1 You are asleep, Penelope: the gods who live at ease will not suffer you to weep and be so sad.
2 How sad," exclaimed Telemachus, "that all this was of no avail to save him, nor yet his own iron courage.
3 Thence we sailed sadly on till the men were worn out with long and fruitless rowing, for there was no longer any wind to help them.
4 Phemius was still singing, and his hearers sat rapt in silence as he told the sad tale of the return from Troy, and the ills Minerva had laid upon the Achaeans.
5 Telemachus, I shall go upstairs and lie down on that sad couch, which I have not ceased to water with my tears, from the day Ulysses set out for Troy with the sons of Atreus.
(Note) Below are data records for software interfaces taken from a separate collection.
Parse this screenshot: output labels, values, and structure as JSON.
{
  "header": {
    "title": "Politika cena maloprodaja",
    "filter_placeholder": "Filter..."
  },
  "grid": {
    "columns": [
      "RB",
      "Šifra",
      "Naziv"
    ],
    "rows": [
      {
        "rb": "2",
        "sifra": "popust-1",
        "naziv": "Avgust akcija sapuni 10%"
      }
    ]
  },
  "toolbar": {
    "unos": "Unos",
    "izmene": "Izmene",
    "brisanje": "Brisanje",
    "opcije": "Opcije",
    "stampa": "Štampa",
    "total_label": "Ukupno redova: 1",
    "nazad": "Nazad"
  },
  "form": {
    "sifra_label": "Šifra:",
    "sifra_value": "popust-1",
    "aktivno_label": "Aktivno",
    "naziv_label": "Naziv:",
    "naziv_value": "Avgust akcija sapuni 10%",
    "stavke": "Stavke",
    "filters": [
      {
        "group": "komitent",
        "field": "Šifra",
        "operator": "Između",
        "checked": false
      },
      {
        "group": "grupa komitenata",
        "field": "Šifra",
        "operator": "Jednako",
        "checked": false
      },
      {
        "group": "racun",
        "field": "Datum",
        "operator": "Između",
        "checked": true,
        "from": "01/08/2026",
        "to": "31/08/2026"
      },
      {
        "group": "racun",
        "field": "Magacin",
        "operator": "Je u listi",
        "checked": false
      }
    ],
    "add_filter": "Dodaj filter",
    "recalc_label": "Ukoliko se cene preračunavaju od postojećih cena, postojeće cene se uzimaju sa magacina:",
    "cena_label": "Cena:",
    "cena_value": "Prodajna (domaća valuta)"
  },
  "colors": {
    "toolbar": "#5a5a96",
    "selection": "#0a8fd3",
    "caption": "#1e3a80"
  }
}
6 Thus then were they shut up squealing, and Circe threw them some acorns and beech masts such as pigs eat, but Eurylochus hurried back to tell me about the sad fate of our comrades.
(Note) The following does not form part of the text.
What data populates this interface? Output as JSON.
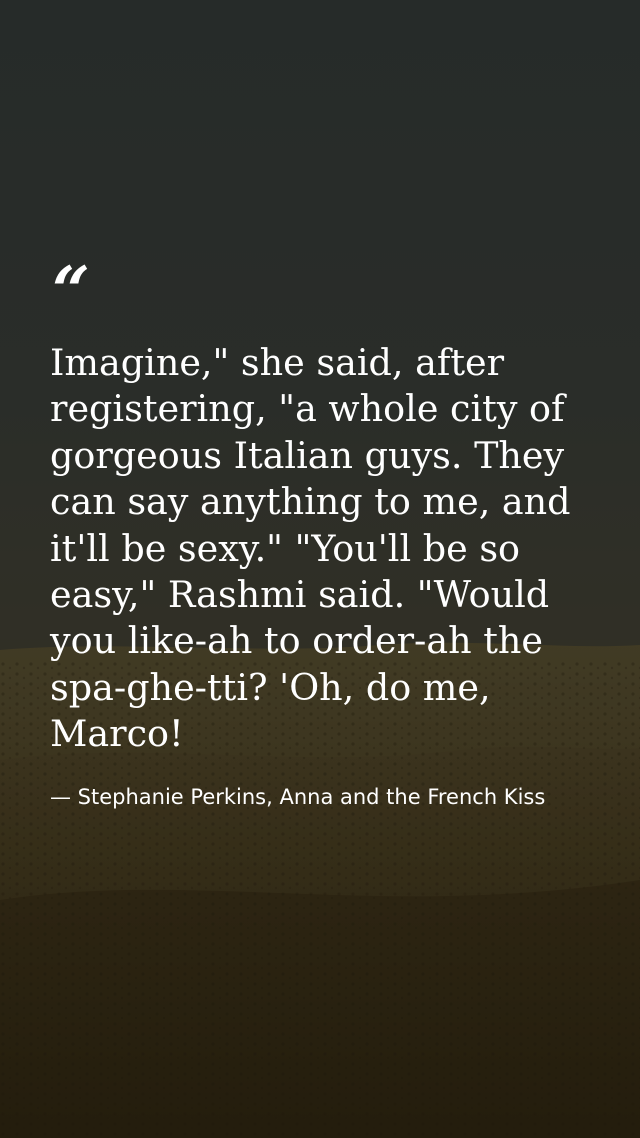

7 Thus, then, did we sit and hold sad talk with one another, I on the one side of the trench with my sword held over the blood, and the ghost of my comrade saying all this to me from the other side.
8 When Proserpine had dismissed the female ghosts in all directions, the ghost of Agamemnon son of Atreus came sadly up to me, surrounded by those who had perished with him in the house of Aegisthus.
9 As we two sat weeping and talking thus sadly with one another the ghost of Achilles came up to us with Patroclus, Antilochus, and Ajax who was the finest and goodliest man of all the Danaans after the son of Peleus.
10 Now, however, since you are inclined to ask the story of my sorrows, and rekindle my own sad memories in respect of them, I do not know how to begin, nor yet how to continue and conclude my tale, for the hand of heaven has been laid heavily upon me.
11 Even so I wish that the gods who live in heaven would hide me from mortal sight, or that fair Diana might strike me, for I would fain go even beneath the sad earth if I might do so still looking towards Ulysses only, and without having to yield myself to a worse man than he was.